Get the best experience and stay connected to your community with our Spectrum News app. Learn More
Continue in Browser
TAMPA — When a wave of Haitians were fleeing their country for a better life and stability in the 1960s, Tampa Native Ruth E. Hodges answered her calling to missionary work.
Mother Hodges dedicated more than 40 years of her life to Haiti.
She helped to build churches, schools and orphanages.
"I adopted Haiti. Haiti adopted me," she said.
She sent 30 children to school, and some now live and work in the U.S.
She also met and adopted her son, Keto Nord, who was 10 years old at the time.
Nord was a burn victim who was in need of medical care that was not available in Haiti.
"He was so badly burned," she said. "The doctor gave him two months to live."
Multiple surgeries in America helped Nord survive and heal from his injury.
#Tampa native 95 yo Mother Hodges made 55 mission trips to #Haiti over 40+ yrs. While there she taught English, built churches, hospitals and orphanages. She also adopted a son & burn victim, Kéto Nord. @BN9
“He was so badly burned! The doctor gave him two months to live." pic.twitter.com/fzExpeqTIY
Hodges completed 55 mission trips and traveled between Tampa and Haiti to raise money.
"I would stay three months at a time [in Haiti]," she said.
She also learned creole — the native language of what she calls her second home.
Hodges says she’s had some close encounters as a missionary, but she was never targeted in the way they are today.
"There were some bad times, " she said. "The Ton Ton Macoutes were the gang members at that time."
In 2010 Hodges made a final mission trip to Haiti. While there, an earthquake shook the nation’s capital of Port au Prince and killed more than 200,00 people.
"The missionaries are the ones that saved thousands of Haitians during the time of the earthquake," she said. "We set up clinics out in the streets, we also set up tent cities."
Hodges says she keeps up with the latest developments in Haiti, including the recent kidnapping of 17 missionaries.
"I’m just shocked and hurt. My heart feels like it’s bleeding," said Hodges.
Despite civil unrest and instability, she says she understands missionaries are answering their call to serve.
"If God says I’m to do it, I’m to do it," she said.

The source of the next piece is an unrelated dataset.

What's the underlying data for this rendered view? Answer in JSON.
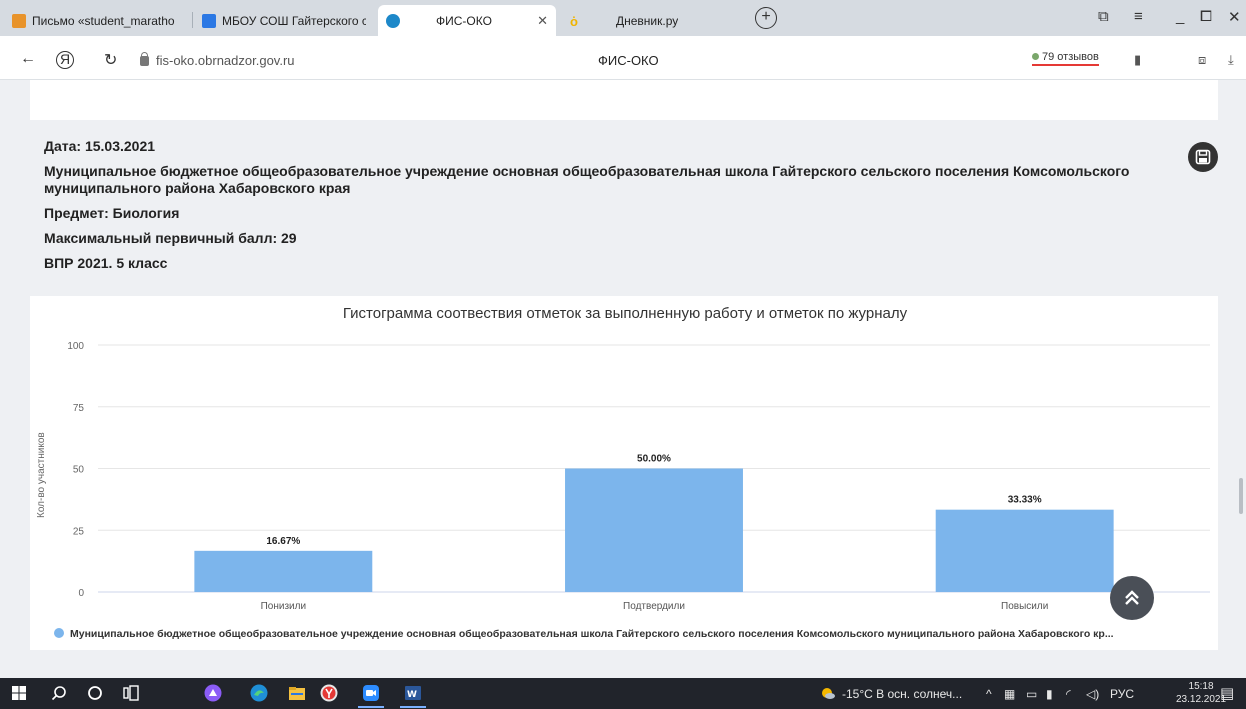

Even if that means putting their own lives at risk.
"if I were not 95 years old, I would go back," she said, adding that the work of missionaries is vital to developing countries like Haiti.